◆ EXTRACTED RECORDS:
━━━━━━━━━━━━━━━━
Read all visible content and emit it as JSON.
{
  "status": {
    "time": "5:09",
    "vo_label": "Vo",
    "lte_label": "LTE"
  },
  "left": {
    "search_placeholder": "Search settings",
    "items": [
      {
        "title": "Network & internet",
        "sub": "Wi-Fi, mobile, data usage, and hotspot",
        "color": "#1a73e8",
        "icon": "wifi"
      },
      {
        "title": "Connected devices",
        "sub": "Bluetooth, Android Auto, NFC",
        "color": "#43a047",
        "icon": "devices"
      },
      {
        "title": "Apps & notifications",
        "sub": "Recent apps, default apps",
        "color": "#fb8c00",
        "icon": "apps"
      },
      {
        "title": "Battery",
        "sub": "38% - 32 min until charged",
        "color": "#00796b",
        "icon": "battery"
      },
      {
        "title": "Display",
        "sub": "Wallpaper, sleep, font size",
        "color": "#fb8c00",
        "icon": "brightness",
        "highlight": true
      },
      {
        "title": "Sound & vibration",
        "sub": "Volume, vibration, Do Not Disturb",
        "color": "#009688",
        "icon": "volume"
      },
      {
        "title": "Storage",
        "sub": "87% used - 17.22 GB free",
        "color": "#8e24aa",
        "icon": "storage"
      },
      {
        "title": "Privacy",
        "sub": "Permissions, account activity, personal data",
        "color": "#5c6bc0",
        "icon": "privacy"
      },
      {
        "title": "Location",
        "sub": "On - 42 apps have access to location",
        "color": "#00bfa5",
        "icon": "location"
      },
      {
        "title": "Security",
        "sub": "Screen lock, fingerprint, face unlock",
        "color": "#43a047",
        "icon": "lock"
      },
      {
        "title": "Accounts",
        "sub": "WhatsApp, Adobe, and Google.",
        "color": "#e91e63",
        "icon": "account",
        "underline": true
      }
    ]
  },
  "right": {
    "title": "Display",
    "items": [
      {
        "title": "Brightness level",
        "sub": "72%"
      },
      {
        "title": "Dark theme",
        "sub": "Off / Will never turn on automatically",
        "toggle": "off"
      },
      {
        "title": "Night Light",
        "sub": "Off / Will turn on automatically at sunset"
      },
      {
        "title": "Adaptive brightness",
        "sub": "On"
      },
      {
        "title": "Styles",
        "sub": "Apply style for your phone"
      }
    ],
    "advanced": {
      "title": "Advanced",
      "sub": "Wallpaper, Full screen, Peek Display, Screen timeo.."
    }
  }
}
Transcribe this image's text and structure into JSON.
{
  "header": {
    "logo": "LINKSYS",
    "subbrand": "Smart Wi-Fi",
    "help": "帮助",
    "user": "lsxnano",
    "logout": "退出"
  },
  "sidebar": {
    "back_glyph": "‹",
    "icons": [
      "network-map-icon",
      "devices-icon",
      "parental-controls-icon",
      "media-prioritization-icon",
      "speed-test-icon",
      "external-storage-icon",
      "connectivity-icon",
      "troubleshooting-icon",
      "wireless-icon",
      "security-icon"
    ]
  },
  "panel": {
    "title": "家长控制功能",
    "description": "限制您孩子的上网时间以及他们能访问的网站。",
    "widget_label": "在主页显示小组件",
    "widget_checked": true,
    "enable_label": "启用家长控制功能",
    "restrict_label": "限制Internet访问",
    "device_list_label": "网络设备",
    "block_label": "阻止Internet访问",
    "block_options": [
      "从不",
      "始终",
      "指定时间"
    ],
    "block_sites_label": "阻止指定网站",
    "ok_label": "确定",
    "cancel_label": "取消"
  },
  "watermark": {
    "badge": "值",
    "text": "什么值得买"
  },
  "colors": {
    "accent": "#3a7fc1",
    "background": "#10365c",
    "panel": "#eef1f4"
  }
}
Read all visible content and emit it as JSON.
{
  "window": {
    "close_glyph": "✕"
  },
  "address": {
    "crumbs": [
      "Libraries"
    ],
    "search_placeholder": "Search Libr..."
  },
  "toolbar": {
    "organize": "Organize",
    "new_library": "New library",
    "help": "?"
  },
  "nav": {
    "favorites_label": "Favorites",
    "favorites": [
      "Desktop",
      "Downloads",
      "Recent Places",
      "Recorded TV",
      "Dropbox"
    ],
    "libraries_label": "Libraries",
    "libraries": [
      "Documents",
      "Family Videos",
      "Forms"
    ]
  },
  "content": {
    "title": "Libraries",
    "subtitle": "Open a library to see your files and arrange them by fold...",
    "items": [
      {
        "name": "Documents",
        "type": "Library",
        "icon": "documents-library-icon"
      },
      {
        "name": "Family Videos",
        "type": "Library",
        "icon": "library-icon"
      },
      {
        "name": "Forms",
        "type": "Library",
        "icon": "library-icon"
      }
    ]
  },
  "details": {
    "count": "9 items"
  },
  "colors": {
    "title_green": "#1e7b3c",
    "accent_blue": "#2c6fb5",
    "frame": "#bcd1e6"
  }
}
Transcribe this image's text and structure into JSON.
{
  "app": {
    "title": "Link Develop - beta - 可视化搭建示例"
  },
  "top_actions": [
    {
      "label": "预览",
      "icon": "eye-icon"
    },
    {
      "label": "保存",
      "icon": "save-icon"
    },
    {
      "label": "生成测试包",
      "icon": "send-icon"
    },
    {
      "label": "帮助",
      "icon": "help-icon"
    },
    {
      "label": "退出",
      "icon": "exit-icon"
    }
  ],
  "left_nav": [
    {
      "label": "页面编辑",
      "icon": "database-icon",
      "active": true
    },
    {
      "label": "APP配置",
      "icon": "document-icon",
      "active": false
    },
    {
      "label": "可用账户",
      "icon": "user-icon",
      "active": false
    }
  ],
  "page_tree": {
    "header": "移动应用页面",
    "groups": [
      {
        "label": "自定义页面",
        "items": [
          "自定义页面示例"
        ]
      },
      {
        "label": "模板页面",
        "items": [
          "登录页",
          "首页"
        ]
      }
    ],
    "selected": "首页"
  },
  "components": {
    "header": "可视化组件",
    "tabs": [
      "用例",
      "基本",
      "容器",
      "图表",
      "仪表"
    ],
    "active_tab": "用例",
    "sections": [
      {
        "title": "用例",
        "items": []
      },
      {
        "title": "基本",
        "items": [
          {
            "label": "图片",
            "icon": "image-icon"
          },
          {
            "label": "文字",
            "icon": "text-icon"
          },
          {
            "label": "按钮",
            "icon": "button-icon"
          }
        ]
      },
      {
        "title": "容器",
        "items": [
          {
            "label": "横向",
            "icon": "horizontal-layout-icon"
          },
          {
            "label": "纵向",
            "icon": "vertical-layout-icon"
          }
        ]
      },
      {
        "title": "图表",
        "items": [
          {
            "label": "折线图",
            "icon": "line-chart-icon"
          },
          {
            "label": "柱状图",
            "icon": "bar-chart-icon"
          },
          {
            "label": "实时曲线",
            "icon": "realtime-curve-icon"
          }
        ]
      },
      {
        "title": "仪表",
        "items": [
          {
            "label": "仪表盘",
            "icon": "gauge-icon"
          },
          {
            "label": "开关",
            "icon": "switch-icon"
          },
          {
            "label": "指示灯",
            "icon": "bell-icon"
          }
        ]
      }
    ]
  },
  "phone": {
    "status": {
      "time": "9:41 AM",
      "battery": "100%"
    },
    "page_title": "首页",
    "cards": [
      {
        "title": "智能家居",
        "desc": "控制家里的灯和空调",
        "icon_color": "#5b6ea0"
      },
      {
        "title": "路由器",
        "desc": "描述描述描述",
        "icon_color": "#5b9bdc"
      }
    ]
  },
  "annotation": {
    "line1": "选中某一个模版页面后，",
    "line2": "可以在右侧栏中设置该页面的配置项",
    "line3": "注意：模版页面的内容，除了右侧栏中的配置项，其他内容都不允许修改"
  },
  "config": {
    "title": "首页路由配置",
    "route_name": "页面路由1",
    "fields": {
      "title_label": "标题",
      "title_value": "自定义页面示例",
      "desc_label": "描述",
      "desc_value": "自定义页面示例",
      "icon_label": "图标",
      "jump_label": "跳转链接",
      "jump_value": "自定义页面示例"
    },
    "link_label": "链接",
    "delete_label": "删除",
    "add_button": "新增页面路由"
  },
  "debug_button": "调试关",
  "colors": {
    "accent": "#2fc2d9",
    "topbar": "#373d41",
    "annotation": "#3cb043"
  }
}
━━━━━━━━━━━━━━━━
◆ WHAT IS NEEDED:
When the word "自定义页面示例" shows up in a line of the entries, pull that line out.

◆ TASK SOLUTION:
          "自定义页面示例"
      "title_value": "自定义页面示例",
      "desc_value": "自定义页面示例",
      "jump_value": "自定义页面示例"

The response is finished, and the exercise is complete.